**What to do:** Return, from the data below, each line that contains the word "Alive".

**Input:**
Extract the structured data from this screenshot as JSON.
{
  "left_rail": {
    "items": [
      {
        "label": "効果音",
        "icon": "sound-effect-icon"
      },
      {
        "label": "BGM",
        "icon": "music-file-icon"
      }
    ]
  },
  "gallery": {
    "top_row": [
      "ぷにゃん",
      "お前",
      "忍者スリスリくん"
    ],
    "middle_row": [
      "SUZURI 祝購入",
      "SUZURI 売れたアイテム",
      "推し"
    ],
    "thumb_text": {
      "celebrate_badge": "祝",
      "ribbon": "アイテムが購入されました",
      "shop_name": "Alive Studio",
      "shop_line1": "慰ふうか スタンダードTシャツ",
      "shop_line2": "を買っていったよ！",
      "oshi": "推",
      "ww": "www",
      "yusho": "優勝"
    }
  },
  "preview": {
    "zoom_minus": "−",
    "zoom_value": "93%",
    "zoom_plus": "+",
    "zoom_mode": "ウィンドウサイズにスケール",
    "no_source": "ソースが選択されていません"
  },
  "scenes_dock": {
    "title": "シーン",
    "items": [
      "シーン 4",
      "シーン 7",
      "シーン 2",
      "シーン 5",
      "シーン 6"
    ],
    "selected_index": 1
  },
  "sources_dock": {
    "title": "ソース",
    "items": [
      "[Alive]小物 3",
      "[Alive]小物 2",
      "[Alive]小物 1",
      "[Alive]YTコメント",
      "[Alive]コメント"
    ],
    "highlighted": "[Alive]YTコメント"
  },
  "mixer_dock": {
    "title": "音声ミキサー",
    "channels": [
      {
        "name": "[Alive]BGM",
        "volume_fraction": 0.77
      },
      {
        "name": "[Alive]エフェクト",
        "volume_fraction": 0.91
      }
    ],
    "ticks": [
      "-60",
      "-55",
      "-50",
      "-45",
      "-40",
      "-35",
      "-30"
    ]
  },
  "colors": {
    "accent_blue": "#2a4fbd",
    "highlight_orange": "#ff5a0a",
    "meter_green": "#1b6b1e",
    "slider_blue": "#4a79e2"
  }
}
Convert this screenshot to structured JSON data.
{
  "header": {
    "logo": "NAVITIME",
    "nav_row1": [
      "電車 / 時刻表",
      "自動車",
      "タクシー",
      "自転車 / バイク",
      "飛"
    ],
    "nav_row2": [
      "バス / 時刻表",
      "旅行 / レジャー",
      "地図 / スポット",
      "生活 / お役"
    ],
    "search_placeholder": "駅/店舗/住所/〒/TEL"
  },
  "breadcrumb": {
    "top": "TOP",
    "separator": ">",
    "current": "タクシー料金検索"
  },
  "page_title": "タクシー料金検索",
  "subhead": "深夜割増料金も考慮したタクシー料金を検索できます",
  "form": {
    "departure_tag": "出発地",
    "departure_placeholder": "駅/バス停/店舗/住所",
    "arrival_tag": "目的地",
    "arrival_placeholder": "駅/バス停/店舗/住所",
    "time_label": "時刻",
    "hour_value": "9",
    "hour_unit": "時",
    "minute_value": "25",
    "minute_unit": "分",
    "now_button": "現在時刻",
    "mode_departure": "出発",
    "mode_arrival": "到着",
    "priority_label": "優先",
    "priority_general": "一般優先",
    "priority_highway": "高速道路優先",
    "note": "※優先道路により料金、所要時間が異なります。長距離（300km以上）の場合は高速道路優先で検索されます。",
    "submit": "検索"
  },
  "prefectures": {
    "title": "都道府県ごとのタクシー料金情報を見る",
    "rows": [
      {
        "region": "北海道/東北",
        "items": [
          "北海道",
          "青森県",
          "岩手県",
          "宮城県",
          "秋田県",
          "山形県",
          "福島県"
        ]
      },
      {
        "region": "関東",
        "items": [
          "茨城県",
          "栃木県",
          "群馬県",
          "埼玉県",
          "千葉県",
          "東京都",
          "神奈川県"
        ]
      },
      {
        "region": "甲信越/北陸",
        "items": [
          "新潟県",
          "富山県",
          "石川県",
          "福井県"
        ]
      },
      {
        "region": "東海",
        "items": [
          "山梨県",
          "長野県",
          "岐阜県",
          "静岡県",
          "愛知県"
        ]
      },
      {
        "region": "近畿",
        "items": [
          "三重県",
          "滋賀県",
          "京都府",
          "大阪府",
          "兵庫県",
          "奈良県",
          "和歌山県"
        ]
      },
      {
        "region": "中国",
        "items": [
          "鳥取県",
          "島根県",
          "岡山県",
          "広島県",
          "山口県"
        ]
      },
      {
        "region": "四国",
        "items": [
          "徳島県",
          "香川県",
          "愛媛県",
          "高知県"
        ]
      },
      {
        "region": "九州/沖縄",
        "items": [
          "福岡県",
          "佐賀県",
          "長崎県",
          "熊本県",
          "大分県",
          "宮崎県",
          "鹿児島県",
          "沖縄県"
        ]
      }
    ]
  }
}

**Result:**
      "shop_name": "Alive Studio",
      "[Alive]小物 3",
      "[Alive]小物 2",
      "[Alive]小物 1",
      "[Alive]YTコメント",
      "[Alive]コメント"
    "highlighted": "[Alive]YTコメント"
        "name": "[Alive]BGM",
        "name": "[Alive]エフェクト",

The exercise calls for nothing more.